Dataset rows describing interfaces:

--- --- ---

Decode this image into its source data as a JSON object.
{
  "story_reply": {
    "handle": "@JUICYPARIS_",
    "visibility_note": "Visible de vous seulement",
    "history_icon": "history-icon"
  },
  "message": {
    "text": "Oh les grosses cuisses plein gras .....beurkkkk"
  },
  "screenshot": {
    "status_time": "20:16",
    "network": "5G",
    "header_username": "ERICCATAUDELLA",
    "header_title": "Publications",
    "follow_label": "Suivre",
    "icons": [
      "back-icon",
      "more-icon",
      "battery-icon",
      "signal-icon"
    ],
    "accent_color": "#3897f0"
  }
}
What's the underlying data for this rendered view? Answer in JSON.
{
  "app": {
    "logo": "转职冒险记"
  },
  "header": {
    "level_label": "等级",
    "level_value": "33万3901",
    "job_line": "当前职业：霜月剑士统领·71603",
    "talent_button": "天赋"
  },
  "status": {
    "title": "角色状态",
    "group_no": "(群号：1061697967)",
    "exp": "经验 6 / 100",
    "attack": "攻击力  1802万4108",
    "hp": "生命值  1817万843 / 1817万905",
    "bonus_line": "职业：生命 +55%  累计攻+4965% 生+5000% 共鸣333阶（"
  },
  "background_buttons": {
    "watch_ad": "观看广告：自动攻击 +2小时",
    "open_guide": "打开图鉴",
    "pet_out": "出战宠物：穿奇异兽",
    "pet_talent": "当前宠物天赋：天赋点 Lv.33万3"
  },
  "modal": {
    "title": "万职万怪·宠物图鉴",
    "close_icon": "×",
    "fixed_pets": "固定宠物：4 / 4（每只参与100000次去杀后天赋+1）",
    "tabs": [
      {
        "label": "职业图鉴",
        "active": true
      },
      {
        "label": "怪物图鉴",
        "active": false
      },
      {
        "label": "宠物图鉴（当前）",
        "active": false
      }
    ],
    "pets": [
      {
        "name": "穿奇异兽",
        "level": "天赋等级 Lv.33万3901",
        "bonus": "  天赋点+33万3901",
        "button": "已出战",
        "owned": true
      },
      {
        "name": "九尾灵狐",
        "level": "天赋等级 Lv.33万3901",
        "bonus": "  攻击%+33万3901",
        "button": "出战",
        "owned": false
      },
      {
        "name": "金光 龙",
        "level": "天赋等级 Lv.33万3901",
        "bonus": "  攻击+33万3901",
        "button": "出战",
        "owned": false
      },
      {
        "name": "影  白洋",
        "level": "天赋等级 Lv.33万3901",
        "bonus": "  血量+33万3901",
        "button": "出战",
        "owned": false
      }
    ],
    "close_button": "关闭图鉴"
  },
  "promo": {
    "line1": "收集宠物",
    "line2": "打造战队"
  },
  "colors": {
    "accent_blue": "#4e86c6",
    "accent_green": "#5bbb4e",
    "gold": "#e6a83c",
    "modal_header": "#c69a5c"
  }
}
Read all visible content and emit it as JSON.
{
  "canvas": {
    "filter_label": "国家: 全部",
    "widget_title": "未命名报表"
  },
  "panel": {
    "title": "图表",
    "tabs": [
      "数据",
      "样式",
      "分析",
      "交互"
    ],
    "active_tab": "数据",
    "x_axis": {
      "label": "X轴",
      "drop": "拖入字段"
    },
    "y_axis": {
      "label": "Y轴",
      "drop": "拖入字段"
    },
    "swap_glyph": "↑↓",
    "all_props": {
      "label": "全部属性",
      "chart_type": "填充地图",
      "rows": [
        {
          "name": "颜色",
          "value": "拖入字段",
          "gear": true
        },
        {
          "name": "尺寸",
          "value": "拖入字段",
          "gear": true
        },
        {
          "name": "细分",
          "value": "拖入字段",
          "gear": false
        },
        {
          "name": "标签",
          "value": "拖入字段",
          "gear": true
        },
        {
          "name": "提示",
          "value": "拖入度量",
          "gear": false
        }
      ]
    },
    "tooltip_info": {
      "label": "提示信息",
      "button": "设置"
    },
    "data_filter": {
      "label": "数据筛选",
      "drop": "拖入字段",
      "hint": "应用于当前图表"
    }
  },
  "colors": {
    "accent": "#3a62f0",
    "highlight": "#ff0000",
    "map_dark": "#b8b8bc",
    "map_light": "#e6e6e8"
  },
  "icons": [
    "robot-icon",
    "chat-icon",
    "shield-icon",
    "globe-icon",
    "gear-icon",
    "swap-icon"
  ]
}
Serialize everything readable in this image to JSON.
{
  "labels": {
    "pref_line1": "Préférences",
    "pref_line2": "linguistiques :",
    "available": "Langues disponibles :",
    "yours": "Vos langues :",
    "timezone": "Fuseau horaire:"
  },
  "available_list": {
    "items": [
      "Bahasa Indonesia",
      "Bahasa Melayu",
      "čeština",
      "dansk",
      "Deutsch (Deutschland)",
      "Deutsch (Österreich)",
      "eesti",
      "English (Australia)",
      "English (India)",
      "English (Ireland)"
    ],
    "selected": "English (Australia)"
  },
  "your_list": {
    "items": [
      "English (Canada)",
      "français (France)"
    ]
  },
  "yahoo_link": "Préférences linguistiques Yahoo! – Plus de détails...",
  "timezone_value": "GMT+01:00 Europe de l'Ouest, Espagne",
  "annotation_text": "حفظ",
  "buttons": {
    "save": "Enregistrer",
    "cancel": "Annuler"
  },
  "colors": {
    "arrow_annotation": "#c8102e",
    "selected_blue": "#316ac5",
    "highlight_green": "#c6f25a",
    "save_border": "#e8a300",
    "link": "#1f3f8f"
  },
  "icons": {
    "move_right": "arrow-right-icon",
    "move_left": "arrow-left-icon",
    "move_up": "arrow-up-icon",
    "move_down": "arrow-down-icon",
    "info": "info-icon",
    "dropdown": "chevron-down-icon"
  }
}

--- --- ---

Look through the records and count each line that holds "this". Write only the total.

3